Solange scoring America’s No. 1 album last week was a victory on several levels. A Seat at the Table finds the younger Knowles striving forward with cinematic song structures and lush production, but more than how it sounds, what it says makes its ascent particularly inspiring. It is an unabashedly pro-black album, and one that is executed with a staggering amount of nuance and compassion. Solange’s words span from the peaks of black pride (“F.U.B.U.”), to the valleys of black anger and depression (“Mad,” “Cranes in the Sky”), and every microaggression in between (“Don’t Touch My Hair”).
Though A Seat at the Table never mentions the Black Lives Matter movement by name, rarely has an album so closely channeled BLM’s essence: that black lives are significant, even when they are not treated as such. In this regard, A Seat at the Table is not alone. In late 2014, D’Angelo’s Black Messiah emerged amid the tremors of the Ferguson protests with odes to black hope. Three months later, on To Pimp a Butterfly, Kendrick Lamar wrestled with the burdens of blackness and poverty, earned comparisons to Invisible Man writer Ralph Ellison, and birthed one of Black Lives Matter’s de facto rallying cries. Then, earlier this year, Beyoncé pushed the most mainstream of audiences to not only hear but also see the resiliency of black womanhood on Lemonade. These are the three works recently highlighted by Black Lives Matter activist DeRay Mckesson, who poignantly told us, “We aren’t born woke. Something wakes us up. For some people, that’s a video of police violence, or their proximity to a friend, or a protest. For some people it’s art.”
As high profile and acclaimed as they are, the latest albums from Beyoncé, Kendrick, D’Angelo, and Solange represent just a fraction of the contemporary music linked to the Black Lives Matter movement. Each senseless murder has been met with a musical outcry, whether it’s Dev Hynes’ tribute to Sandra Bland or Miguel’s call to action in the wake of Alton Sterling’s death. Even musicians who haven’t addressed the movement on record regularly come forward to speak out through other means.

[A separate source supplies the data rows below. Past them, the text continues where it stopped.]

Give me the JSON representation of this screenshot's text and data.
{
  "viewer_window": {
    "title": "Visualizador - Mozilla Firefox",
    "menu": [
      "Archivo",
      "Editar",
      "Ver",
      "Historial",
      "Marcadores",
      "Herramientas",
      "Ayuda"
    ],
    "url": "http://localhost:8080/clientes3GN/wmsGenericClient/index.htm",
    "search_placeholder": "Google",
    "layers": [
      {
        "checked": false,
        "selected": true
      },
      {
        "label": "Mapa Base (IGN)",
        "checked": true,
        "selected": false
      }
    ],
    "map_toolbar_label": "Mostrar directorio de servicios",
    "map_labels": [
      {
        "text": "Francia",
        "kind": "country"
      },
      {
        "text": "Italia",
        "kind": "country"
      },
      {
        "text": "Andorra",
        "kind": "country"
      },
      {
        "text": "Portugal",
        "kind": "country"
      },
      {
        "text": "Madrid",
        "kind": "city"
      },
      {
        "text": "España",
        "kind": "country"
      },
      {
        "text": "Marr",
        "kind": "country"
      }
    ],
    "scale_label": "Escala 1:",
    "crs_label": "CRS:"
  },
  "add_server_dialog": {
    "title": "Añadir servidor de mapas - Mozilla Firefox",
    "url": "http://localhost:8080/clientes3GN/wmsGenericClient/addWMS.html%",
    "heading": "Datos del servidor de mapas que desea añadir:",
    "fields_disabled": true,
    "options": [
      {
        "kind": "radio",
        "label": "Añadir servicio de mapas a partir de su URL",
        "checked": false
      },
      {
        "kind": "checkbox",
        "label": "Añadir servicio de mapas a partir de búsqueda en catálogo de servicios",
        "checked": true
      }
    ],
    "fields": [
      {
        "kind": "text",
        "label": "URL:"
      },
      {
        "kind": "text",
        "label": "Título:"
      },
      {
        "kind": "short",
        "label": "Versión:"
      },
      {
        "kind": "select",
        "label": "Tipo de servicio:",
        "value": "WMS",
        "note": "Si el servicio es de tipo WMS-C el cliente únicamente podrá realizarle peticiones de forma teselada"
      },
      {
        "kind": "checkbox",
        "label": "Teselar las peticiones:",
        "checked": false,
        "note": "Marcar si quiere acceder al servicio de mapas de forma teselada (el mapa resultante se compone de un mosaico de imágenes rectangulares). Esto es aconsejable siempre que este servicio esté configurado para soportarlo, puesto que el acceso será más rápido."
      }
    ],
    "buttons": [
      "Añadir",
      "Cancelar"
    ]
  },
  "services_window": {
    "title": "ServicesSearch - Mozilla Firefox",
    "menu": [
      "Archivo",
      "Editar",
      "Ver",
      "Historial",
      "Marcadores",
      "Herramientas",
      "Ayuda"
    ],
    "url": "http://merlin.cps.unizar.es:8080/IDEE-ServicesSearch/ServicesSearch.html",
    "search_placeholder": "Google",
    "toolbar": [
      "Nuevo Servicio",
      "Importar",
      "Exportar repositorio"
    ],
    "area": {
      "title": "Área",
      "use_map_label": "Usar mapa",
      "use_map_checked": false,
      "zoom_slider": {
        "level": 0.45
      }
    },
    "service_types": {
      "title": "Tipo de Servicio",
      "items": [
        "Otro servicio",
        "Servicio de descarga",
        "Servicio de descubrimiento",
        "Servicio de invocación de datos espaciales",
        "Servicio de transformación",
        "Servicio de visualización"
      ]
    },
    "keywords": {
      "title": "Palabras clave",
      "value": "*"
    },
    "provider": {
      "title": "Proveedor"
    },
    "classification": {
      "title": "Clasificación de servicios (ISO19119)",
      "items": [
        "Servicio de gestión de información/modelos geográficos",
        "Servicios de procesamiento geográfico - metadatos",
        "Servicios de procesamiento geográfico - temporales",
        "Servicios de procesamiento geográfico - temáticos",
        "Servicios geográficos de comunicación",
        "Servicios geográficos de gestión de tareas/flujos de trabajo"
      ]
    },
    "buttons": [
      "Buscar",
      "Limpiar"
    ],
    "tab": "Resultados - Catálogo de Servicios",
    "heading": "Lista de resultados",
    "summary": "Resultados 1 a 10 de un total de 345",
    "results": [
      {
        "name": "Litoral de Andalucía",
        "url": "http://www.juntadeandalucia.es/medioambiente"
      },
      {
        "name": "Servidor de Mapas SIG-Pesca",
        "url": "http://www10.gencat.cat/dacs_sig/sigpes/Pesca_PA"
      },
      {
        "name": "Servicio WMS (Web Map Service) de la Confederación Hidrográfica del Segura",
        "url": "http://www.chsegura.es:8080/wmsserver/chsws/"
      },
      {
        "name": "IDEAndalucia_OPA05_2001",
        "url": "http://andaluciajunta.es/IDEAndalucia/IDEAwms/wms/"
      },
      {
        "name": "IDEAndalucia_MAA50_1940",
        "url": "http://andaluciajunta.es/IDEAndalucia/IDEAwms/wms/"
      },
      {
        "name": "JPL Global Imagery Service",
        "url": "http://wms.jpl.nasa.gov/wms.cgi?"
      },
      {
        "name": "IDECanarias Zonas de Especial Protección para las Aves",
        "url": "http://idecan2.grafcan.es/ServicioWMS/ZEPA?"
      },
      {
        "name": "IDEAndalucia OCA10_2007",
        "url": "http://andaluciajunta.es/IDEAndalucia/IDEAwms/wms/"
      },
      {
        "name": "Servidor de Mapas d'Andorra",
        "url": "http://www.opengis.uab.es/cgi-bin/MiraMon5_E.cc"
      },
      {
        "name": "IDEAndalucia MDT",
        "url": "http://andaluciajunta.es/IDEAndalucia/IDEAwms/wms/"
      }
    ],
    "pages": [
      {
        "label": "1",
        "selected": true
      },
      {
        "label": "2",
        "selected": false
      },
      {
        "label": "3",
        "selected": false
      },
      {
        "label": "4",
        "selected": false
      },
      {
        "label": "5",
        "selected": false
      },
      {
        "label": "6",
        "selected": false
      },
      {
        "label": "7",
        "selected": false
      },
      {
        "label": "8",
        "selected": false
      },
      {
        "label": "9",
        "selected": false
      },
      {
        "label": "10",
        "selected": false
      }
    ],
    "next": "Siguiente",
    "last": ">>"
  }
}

Those who criticize Black Lives Matter often call it a liberal phenomenon that idly vilifies the police, and the music sharing its ideals a passing trend. BLM is technically a young movement, having started in the summer of 2013, but of course, its central ideas are not new. The tensions between America’s law enforcement and its black and brown people represent the latest iteration of a multi-century struggle for equality. At every step of the fight, there has been a soundtrack—to strengthen, to soothe, to spell out for those who don’t understand. The idea that black lives matter can be found throughout musical history, whether it’s Billie Holiday underscoring the senseless cruelty of lynching on “Strange Fruit,” or James Brown calling for radical black self-respect in “Say It Loud - I’m Black and I’m Proud.”
But it’s more than that, too. Black artists have channeled the weight of their systematic oppression, both directly and indirectly, into forms of expression that have forever shaped the Western canon. The history of contemporary music cannot be pulled apart from that of black resistance, and vice versa. Gospel’s roots can be traced to fields of slaves seeking resilience in communal song. The mold for blues, itself the precursor to rock’n’roll, was cast by black performers committing the woes of post-slavery Southern life to song. Jazz was the byproduct of black musicians exploring European musical traditions after decades of being stripped of their own. Soul and funk were shaped by a segregated music industry. Hip-hop first found its footing as an avenue for black youth to verbally paint the challenges of inner city life. Electronic music as we know it is indebted to house music’s emergence within Chicago’s ostracized queer and black underground club community.
Nearly all of these genres can be found in the playlist below, which highlights the best of (but certainly not *all of*) the pro-black music to emerge concurrently with BLM. If there was ever any doubt that music is as integral to the Black Lives Matter movement as it was to the Civil Rights struggle of the 1960s, look to these anthems.
Beyoncé - “Formation,” “Freedom” ft. Kendrick Lamar
Boogie - “Hypocrite Freestyle”
clipping. - “Knees on the Ground”
J. Cole - “Be Free”
Jamila Woods - “VRY BLK” ft. Noname
Janelle Monae and Wondaland Records - “Hell You Talmbout”
Jay Z - “spiritual”
Lauryn Hill - “Black Rage”
Lil B - “No Black Person Is Ugly,” “I Can’t Breathe”
Mick Jenkins - “11”
Miguel - “How Many”
Princess Nokia - “Black Girl Blues”
Rick Ross - “We Gon Make It”
Yasiin Bey - “Where Are We?”
YG - “Police Get Away With Murder”
Young Jeezy - “It’s a Cold World”